# Your assignment
Pull every line with the word "Default" out of the entries below.

# App and web page records
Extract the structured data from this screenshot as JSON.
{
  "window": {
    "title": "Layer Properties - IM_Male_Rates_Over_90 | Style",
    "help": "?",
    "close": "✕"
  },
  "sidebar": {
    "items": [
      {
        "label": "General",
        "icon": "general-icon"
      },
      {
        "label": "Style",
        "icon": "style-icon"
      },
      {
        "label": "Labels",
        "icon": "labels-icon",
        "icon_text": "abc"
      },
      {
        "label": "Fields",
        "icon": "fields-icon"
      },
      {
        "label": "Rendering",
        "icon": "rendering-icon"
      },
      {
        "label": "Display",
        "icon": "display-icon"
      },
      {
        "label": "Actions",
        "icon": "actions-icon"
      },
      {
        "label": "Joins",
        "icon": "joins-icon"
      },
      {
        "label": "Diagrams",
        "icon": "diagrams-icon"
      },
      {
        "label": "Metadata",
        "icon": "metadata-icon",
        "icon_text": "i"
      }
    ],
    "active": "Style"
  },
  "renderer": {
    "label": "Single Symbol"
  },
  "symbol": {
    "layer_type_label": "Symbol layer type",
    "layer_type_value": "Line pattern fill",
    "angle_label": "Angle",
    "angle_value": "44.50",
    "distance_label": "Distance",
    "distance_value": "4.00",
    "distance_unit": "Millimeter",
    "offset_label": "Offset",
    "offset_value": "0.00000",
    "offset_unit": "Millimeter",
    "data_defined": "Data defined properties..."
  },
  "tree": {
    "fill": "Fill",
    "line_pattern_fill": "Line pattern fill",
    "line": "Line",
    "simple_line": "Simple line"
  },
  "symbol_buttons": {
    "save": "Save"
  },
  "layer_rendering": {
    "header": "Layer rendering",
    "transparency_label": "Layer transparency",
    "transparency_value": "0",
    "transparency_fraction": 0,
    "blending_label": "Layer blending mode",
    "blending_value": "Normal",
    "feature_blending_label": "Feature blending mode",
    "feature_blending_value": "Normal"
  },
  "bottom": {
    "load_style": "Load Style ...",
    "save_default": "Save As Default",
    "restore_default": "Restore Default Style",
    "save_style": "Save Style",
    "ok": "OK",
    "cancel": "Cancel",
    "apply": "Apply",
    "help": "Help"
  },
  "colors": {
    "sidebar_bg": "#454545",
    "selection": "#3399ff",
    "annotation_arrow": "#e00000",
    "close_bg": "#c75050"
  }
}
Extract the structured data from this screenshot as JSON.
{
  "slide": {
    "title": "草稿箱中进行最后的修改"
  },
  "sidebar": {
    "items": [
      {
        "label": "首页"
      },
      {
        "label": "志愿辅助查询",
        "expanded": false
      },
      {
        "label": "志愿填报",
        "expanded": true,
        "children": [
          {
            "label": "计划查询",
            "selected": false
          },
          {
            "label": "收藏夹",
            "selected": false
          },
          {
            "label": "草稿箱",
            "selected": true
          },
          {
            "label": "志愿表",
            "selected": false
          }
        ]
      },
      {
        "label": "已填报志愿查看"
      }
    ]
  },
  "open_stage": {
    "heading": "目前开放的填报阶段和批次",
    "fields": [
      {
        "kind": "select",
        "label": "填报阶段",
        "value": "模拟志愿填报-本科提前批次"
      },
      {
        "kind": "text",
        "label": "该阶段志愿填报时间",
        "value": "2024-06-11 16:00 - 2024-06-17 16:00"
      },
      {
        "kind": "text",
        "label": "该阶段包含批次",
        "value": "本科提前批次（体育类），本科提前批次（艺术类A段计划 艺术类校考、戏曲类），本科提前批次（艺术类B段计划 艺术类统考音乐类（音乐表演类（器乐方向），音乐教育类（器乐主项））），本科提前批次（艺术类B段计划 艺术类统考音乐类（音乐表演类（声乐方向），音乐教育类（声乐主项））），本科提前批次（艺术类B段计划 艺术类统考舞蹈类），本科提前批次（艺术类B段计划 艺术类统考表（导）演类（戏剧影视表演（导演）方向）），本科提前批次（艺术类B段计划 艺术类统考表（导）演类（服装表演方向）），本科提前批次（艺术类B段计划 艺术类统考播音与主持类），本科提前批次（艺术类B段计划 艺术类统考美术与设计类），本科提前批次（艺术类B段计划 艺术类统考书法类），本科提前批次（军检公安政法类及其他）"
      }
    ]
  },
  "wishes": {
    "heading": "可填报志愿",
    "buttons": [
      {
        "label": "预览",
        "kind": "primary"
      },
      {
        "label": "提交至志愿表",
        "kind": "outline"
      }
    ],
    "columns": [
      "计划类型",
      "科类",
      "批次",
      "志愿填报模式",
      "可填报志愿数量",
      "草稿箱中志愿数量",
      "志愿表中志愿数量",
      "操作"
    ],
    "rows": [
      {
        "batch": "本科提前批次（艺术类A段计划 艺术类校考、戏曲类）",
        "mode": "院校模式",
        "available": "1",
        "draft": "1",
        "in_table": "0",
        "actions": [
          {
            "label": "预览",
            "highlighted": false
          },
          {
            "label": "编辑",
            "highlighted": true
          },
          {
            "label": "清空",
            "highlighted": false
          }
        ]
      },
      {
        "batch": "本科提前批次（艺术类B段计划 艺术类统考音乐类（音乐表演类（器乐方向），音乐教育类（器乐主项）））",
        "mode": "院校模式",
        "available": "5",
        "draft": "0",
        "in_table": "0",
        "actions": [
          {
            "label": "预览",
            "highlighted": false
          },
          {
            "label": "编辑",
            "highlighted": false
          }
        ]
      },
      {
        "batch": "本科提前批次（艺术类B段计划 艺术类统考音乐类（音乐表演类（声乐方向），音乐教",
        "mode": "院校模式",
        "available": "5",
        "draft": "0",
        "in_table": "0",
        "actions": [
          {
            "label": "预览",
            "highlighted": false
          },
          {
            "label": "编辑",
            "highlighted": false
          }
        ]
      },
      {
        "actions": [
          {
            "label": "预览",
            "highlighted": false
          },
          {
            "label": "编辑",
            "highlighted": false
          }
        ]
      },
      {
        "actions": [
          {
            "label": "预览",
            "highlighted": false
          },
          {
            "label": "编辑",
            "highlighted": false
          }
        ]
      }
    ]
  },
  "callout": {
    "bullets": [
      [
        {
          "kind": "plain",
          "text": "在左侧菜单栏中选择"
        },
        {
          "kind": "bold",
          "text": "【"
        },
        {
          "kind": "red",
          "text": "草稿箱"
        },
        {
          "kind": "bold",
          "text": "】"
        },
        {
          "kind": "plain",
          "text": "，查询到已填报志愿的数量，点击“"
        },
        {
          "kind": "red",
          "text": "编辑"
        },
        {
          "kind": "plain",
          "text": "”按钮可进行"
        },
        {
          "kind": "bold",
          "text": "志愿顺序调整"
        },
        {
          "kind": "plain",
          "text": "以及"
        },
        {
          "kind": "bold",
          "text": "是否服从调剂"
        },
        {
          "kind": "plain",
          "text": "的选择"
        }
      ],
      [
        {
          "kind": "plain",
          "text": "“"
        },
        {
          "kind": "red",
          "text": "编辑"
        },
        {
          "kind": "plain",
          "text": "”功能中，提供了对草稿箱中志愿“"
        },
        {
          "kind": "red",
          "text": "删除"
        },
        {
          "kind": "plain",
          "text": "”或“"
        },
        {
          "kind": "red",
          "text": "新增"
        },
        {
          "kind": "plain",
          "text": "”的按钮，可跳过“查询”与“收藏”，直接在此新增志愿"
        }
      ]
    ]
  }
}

# Solution
    "save_default": "Save As Default",
    "restore_default": "Restore Default Style",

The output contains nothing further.